Dataset rows describing interfaces
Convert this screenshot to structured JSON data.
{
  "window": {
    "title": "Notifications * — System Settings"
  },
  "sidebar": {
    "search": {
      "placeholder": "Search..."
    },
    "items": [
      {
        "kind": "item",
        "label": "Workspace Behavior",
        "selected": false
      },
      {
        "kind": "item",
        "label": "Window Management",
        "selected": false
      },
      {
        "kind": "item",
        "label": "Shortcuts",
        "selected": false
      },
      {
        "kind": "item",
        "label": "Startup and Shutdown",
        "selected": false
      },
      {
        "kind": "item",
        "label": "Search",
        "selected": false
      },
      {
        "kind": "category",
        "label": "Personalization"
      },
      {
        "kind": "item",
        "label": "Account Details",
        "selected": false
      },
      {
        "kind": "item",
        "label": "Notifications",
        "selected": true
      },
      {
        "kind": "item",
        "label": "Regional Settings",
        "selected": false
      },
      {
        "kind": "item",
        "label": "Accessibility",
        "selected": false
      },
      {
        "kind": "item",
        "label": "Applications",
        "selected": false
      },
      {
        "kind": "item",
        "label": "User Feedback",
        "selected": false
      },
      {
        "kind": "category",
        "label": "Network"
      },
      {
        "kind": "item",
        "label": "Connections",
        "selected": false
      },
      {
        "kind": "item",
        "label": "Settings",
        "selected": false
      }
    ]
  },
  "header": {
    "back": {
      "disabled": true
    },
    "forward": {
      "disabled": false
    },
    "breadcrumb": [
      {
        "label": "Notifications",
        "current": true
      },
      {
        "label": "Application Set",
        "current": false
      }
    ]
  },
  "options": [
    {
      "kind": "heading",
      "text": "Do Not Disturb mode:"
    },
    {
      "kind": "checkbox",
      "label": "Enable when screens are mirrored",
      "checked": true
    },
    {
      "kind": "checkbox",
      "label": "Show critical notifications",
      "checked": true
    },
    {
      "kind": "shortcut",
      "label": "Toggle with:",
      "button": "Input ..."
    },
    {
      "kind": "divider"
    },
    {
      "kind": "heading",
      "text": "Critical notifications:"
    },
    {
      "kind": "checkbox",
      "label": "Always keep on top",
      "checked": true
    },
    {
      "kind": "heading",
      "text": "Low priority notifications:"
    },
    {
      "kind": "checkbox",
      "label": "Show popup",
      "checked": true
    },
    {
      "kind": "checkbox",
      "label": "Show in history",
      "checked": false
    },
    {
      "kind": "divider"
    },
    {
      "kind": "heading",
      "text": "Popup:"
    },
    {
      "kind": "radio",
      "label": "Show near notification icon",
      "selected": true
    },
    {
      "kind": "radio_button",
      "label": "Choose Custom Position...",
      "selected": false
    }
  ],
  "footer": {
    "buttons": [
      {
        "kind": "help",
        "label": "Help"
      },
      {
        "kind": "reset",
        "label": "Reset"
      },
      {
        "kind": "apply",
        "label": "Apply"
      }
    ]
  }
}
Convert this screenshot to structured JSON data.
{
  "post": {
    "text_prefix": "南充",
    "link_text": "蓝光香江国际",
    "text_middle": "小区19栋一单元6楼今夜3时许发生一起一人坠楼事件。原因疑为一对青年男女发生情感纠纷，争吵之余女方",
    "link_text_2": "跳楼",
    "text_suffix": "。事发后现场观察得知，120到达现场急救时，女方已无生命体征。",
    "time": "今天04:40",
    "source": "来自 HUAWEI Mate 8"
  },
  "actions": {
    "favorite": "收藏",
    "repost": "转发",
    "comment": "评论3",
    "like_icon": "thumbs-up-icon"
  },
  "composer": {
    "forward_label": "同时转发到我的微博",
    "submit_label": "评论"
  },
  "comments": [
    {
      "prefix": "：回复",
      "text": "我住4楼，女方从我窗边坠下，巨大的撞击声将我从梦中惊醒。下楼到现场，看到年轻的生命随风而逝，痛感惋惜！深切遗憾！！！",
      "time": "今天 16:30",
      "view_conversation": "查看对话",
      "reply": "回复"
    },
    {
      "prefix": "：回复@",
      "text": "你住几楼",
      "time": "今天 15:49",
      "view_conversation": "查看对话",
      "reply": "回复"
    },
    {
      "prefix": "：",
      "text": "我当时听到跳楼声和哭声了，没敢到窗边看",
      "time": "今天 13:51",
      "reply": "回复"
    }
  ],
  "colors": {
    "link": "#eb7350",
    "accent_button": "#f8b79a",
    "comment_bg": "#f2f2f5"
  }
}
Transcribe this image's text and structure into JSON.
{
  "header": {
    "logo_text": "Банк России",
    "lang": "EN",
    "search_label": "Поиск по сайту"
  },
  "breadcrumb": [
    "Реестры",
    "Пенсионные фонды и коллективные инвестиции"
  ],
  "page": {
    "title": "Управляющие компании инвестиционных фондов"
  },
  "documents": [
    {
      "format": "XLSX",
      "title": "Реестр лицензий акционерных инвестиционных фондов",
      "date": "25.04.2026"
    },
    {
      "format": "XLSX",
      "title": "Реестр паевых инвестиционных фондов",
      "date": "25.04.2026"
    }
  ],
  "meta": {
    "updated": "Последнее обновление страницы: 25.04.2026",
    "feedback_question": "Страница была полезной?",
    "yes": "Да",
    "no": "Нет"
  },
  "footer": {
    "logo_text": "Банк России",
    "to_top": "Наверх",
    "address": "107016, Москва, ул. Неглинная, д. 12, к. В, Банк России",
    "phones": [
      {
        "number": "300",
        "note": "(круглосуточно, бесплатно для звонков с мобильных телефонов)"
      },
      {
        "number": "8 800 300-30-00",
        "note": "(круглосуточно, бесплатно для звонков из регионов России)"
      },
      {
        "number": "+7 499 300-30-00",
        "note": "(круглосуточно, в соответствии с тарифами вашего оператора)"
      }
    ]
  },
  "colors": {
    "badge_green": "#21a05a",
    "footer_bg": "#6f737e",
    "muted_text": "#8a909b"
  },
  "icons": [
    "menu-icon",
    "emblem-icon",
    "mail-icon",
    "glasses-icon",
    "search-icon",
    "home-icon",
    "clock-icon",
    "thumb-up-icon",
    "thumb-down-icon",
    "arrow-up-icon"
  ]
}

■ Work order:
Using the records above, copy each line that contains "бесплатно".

■ The completed task:
        "note": "(круглосуточно, бесплатно для звонков с мобильных телефонов)"
        "note": "(круглосуточно, бесплатно для звонков из регионов России)"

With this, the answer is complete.